■ THE PROBLEM ■
Copy out every entry that follows, without a single picture.

# # #

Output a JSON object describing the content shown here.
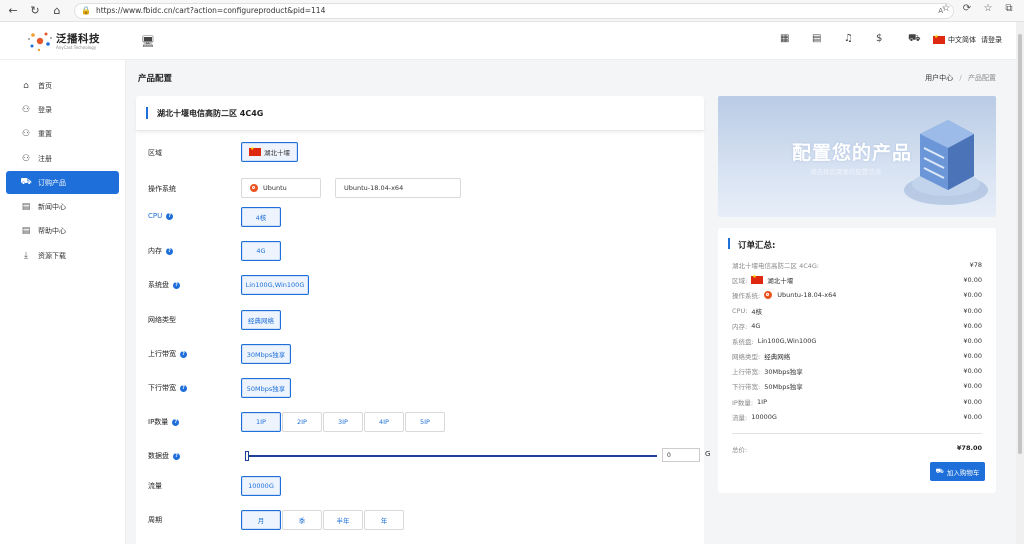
{
  "browser": {
    "url": "https://www.fbidc.cn/cart?action=configureproduct&pid=114",
    "reader_label": "Aʹ"
  },
  "header": {
    "brand": "泛播科技",
    "brand_sub": "AnyCast Technology",
    "language": "中文简体",
    "login": "请登录"
  },
  "sidebar": {
    "items": [
      {
        "label": "首页",
        "icon": "home-icon"
      },
      {
        "label": "登录",
        "icon": "user-icon"
      },
      {
        "label": "重置",
        "icon": "user-icon"
      },
      {
        "label": "注册",
        "icon": "user-icon"
      },
      {
        "label": "订购产品",
        "icon": "cart-icon",
        "active": true
      },
      {
        "label": "新闻中心",
        "icon": "news-icon"
      },
      {
        "label": "帮助中心",
        "icon": "help-icon"
      },
      {
        "label": "资源下载",
        "icon": "download-icon"
      }
    ]
  },
  "page": {
    "title": "产品配置",
    "breadcrumb_home": "用户中心",
    "breadcrumb_sep": "/",
    "breadcrumb_current": "产品配置"
  },
  "config": {
    "product_title": "湖北十堰电信高防二区 4C4G",
    "region_label": "区域",
    "region_value": "湖北十堰",
    "os_label": "操作系统",
    "os_name": "Ubuntu",
    "os_version": "Ubuntu-18.04-x64",
    "cpu_label": "CPU",
    "cpu_value": "4核",
    "memory_label": "内存",
    "memory_value": "4G",
    "disk_label": "系统盘",
    "disk_value": "Lin100G,Win100G",
    "network_label": "网络类型",
    "network_value": "经典网络",
    "upload_label": "上行带宽",
    "upload_value": "30Mbps独享",
    "download_label": "下行带宽",
    "download_value": "50Mbps独享",
    "ip_label": "IP数量",
    "ip_options": [
      "1IP",
      "2IP",
      "3IP",
      "4IP",
      "5IP"
    ],
    "data_disk_label": "数据盘",
    "data_disk_value": "0",
    "data_disk_unit": "G",
    "traffic_label": "流量",
    "traffic_value": "10000G",
    "cycle_label": "周期",
    "cycle_options": [
      "月",
      "季",
      "半年",
      "年"
    ]
  },
  "banner": {
    "title": "配置您的产品",
    "subtitle": "请选择您需要的配置信息"
  },
  "summary": {
    "title": "订单汇总:",
    "rows": [
      {
        "label": "湖北十堰电信高防二区 4C4G:",
        "value": "",
        "price": "¥78"
      },
      {
        "label": "区域:",
        "value": "湖北十堰",
        "price": "¥0.00"
      },
      {
        "label": "操作系统:",
        "value": "Ubuntu-18.04-x64",
        "price": "¥0.00"
      },
      {
        "label": "CPU:",
        "value": "4核",
        "price": "¥0.00"
      },
      {
        "label": "内存:",
        "value": "4G",
        "price": "¥0.00"
      },
      {
        "label": "系统盘:",
        "value": "Lin100G,Win100G",
        "price": "¥0.00"
      },
      {
        "label": "网络类型:",
        "value": "经典网络",
        "price": "¥0.00"
      },
      {
        "label": "上行带宽:",
        "value": "30Mbps独享",
        "price": "¥0.00"
      },
      {
        "label": "下行带宽:",
        "value": "50Mbps独享",
        "price": "¥0.00"
      },
      {
        "label": "IP数量:",
        "value": "1IP",
        "price": "¥0.00"
      },
      {
        "label": "流量:",
        "value": "10000G",
        "price": "¥0.00"
      }
    ],
    "total_label": "总价:",
    "total_price": "¥78.00",
    "cart_button": "加入购物车"
  },
  "colors": {
    "accent": "#1e6fd9",
    "flag_red": "#de2910",
    "ubuntu_orange": "#e95420"
  }
}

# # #

■ YOUR SOLUTION ■
Output a JSON object describing the content shown here.
{
  "browser": {
    "url": "https://www.fbidc.cn/cart?action=configureproduct&pid=114",
    "reader_label": "Aʹ"
  },
  "header": {
    "brand": "泛播科技",
    "brand_sub": "AnyCast Technology",
    "language": "中文简体",
    "login": "请登录"
  },
  "sidebar": {
    "items": [
      {
        "label": "首页",
        "icon": "home-icon"
      },
      {
        "label": "登录",
        "icon": "user-icon"
      },
      {
        "label": "重置",
        "icon": "user-icon"
      },
      {
        "label": "注册",
        "icon": "user-icon"
      },
      {
        "label": "订购产品",
        "icon": "cart-icon",
        "active": true
      },
      {
        "label": "新闻中心",
        "icon": "news-icon"
      },
      {
        "label": "帮助中心",
        "icon": "help-icon"
      },
      {
        "label": "资源下载",
        "icon": "download-icon"
      }
    ]
  },
  "page": {
    "title": "产品配置",
    "breadcrumb_home": "用户中心",
    "breadcrumb_sep": "/",
    "breadcrumb_current": "产品配置"
  },
  "config": {
    "product_title": "湖北十堰电信高防二区 4C4G",
    "region_label": "区域",
    "region_value": "湖北十堰",
    "os_label": "操作系统",
    "os_name": "Ubuntu",
    "os_version": "Ubuntu-18.04-x64",
    "cpu_label": "CPU",
    "cpu_value": "4核",
    "memory_label": "内存",
    "memory_value": "4G",
    "disk_label": "系统盘",
    "disk_value": "Lin100G,Win100G",
    "network_label": "网络类型",
    "network_value": "经典网络",
    "upload_label": "上行带宽",
    "upload_value": "30Mbps独享",
    "download_label": "下行带宽",
    "download_value": "50Mbps独享",
    "ip_label": "IP数量",
    "ip_options": [
      "1IP",
      "2IP",
      "3IP",
      "4IP",
      "5IP"
    ],
    "data_disk_label": "数据盘",
    "data_disk_value": "0",
    "data_disk_unit": "G",
    "traffic_label": "流量",
    "traffic_value": "10000G",
    "cycle_label": "周期",
    "cycle_options": [
      "月",
      "季",
      "半年",
      "年"
    ]
  },
  "banner": {
    "title": "配置您的产品",
    "subtitle": "请选择您需要的配置信息"
  },
  "summary": {
    "title": "订单汇总:",
    "rows": [
      {
        "label": "湖北十堰电信高防二区 4C4G:",
        "value": "",
        "price": "¥78"
      },
      {
        "label": "区域:",
        "value": "湖北十堰",
        "price": "¥0.00"
      },
      {
        "label": "操作系统:",
        "value": "Ubuntu-18.04-x64",
        "price": "¥0.00"
      },
      {
        "label": "CPU:",
        "value": "4核",
        "price": "¥0.00"
      },
      {
        "label": "内存:",
        "value": "4G",
        "price": "¥0.00"
      },
      {
        "label": "系统盘:",
        "value": "Lin100G,Win100G",
        "price": "¥0.00"
      },
      {
        "label": "网络类型:",
        "value": "经典网络",
        "price": "¥0.00"
      },
      {
        "label": "上行带宽:",
        "value": "30Mbps独享",
        "price": "¥0.00"
      },
      {
        "label": "下行带宽:",
        "value": "50Mbps独享",
        "price": "¥0.00"
      },
      {
        "label": "IP数量:",
        "value": "1IP",
        "price": "¥0.00"
      },
      {
        "label": "流量:",
        "value": "10000G",
        "price": "¥0.00"
      }
    ],
    "total_label": "总价:",
    "total_price": "¥78.00",
    "cart_button": "加入购物车"
  },
  "colors": {
    "accent": "#1e6fd9",
    "flag_red": "#de2910",
    "ubuntu_orange": "#e95420"
  }
}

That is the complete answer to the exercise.